→ **Task to carry out**: Go line by line through the records and tally those that include "screenshot". Respond with the tally only.

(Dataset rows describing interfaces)
>>>

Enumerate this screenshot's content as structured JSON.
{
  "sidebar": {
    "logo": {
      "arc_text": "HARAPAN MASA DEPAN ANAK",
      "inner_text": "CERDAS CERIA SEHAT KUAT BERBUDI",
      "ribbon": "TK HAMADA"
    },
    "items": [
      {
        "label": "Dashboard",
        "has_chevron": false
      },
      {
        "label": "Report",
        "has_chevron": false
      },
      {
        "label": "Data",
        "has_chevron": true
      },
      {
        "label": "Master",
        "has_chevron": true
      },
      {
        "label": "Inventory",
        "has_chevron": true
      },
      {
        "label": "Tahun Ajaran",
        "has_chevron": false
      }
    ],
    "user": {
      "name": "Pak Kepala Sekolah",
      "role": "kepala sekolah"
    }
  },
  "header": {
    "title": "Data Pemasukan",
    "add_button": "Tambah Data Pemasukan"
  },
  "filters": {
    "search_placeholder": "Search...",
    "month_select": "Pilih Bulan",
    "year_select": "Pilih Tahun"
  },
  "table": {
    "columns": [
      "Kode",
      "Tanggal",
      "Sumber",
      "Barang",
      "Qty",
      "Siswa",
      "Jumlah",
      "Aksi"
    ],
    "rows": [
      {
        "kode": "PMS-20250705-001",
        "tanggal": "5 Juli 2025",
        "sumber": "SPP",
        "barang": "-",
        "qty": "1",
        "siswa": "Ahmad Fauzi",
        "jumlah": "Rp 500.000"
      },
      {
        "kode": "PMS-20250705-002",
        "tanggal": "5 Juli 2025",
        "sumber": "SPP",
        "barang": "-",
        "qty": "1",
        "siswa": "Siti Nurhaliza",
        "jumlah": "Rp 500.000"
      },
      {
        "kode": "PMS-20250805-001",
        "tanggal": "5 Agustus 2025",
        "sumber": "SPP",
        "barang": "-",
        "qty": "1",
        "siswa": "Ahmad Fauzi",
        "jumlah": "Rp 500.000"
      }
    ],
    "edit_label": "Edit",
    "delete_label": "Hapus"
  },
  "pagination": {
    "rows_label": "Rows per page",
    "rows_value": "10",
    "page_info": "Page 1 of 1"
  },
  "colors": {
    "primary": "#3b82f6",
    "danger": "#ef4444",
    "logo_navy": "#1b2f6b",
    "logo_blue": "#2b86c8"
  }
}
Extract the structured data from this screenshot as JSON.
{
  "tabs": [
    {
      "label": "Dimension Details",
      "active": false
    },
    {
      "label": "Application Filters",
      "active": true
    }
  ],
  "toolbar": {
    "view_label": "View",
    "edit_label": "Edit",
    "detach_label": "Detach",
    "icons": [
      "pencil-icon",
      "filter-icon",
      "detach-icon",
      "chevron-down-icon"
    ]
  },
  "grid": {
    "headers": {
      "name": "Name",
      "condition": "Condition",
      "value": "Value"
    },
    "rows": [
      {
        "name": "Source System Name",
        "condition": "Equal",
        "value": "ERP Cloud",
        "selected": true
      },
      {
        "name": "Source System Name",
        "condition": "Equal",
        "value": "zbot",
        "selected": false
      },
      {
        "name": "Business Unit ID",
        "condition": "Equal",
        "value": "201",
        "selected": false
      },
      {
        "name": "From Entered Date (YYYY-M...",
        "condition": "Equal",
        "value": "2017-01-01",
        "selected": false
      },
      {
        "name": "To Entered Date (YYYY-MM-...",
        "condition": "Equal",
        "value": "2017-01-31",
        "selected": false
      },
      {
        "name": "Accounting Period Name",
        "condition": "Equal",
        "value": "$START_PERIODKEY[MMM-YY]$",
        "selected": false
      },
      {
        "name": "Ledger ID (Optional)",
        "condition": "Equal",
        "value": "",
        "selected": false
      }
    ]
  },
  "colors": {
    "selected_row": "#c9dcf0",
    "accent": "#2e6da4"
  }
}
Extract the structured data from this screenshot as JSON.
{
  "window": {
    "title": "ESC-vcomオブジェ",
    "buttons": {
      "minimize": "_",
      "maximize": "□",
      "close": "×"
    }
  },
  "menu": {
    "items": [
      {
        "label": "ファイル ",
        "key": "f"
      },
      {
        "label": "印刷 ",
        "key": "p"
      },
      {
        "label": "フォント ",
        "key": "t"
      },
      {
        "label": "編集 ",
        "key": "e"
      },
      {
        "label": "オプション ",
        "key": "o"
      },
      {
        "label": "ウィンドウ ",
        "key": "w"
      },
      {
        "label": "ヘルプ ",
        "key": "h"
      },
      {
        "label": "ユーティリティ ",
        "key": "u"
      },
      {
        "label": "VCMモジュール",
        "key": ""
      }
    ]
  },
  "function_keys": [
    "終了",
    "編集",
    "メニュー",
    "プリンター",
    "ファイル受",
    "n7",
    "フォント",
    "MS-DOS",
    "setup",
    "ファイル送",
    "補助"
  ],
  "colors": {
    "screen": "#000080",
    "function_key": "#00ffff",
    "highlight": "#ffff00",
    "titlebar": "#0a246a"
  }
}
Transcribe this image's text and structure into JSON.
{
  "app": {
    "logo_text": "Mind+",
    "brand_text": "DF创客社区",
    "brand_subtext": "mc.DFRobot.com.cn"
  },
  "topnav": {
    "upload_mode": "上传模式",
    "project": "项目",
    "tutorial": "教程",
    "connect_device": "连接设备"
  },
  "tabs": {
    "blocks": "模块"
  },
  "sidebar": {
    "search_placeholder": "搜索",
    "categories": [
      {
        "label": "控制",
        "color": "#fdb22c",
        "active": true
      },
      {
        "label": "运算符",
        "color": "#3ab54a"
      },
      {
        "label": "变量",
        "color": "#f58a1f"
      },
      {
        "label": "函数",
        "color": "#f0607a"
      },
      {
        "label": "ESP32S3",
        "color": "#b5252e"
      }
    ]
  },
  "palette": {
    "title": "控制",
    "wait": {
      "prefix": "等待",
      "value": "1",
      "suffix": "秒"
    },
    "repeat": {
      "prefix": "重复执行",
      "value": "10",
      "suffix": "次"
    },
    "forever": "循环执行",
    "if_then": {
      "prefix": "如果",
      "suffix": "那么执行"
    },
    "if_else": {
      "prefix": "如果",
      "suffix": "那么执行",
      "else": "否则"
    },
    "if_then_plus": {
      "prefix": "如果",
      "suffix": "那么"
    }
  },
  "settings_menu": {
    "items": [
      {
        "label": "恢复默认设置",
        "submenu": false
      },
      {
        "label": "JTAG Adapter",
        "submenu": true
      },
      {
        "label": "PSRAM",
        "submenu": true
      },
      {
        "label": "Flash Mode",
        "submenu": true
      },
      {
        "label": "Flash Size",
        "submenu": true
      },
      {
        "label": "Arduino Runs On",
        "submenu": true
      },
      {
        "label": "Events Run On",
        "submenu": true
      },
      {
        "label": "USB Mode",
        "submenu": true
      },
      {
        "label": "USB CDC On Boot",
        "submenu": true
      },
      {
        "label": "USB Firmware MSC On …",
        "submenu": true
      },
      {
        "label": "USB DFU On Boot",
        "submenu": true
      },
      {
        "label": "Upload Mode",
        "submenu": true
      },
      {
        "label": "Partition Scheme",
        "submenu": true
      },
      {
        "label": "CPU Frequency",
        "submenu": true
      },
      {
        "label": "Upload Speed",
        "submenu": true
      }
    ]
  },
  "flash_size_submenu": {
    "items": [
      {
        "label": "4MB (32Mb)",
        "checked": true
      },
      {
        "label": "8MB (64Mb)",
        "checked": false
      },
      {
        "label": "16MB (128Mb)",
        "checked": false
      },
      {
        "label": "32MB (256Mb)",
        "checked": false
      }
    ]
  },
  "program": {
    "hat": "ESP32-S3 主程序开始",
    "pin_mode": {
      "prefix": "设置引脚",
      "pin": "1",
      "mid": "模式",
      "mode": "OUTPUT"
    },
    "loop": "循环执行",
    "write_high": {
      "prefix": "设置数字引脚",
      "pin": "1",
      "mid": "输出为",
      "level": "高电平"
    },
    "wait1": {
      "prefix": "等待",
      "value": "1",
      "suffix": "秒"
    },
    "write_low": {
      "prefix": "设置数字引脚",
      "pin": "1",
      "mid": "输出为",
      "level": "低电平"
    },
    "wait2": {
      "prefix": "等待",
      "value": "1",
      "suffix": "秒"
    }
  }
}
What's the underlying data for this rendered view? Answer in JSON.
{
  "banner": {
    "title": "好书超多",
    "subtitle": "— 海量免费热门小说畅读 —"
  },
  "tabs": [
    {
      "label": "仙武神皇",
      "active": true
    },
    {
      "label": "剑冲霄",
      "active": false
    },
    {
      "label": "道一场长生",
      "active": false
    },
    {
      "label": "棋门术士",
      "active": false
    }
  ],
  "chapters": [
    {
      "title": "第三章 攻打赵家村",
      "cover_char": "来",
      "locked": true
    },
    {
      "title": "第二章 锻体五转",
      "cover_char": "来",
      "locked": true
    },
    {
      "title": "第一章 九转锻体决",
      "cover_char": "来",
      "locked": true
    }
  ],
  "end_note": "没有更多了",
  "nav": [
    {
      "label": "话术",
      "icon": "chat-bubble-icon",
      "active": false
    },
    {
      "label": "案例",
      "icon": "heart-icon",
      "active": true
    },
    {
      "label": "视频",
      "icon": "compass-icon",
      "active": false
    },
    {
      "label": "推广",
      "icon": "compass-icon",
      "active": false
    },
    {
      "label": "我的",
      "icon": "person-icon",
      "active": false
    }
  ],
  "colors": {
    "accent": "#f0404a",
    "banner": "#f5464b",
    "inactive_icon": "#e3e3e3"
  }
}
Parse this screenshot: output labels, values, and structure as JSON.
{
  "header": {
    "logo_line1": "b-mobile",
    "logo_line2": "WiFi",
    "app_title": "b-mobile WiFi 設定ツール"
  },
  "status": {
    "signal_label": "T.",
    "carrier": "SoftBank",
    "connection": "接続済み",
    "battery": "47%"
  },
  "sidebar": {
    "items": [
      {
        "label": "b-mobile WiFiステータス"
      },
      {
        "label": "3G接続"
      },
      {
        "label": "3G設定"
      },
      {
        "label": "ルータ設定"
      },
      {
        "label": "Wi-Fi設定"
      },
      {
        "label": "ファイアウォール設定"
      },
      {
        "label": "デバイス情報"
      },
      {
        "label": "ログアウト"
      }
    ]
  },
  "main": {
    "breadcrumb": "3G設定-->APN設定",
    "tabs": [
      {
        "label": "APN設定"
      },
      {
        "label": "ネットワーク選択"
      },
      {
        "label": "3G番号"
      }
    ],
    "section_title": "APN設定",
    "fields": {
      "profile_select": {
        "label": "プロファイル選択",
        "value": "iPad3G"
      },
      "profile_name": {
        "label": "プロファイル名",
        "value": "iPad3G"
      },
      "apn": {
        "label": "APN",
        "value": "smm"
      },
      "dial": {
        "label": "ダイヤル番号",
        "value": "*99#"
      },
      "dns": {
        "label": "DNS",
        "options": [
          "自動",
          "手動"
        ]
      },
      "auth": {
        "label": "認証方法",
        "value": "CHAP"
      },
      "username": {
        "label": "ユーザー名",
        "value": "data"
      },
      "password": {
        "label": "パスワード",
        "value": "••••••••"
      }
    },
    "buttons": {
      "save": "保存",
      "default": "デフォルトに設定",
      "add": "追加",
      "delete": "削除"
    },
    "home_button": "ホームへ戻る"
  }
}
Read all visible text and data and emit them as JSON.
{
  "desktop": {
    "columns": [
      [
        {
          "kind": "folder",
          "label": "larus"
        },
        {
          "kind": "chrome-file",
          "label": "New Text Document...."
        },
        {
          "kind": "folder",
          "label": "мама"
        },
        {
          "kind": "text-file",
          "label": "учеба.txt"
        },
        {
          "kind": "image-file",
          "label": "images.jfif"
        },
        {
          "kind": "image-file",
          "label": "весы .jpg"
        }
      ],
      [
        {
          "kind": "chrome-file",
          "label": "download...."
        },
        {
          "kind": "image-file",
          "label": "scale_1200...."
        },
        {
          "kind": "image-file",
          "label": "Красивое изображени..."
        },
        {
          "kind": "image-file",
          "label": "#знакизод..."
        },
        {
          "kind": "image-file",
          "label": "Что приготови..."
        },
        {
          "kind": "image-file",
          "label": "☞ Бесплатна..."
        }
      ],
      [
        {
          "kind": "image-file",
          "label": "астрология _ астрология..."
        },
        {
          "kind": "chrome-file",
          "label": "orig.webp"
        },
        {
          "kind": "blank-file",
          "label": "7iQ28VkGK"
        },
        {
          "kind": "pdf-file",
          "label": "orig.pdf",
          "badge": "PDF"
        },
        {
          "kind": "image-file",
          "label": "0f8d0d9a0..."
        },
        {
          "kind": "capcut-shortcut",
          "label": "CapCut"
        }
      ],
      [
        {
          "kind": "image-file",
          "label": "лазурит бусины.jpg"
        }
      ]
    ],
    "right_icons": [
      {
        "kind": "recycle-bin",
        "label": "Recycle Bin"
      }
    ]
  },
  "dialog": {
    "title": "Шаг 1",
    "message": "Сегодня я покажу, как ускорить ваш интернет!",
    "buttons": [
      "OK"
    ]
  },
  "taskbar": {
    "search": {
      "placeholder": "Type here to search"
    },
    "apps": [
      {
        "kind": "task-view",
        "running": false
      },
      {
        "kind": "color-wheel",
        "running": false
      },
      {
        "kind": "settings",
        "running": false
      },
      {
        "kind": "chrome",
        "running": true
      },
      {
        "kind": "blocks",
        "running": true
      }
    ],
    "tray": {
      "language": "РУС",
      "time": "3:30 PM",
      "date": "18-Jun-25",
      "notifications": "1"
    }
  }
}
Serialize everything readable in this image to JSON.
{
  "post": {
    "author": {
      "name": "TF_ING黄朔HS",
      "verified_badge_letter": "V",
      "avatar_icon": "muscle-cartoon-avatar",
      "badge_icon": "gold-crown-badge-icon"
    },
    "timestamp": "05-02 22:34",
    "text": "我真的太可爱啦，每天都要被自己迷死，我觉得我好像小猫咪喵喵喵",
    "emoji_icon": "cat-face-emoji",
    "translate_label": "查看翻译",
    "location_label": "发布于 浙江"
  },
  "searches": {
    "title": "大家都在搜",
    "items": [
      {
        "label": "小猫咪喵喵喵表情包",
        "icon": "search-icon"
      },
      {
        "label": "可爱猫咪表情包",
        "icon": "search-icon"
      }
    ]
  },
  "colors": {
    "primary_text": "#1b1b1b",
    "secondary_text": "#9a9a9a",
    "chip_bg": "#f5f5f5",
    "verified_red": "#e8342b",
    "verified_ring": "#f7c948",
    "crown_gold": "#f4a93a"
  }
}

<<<

→ **Answer**: 4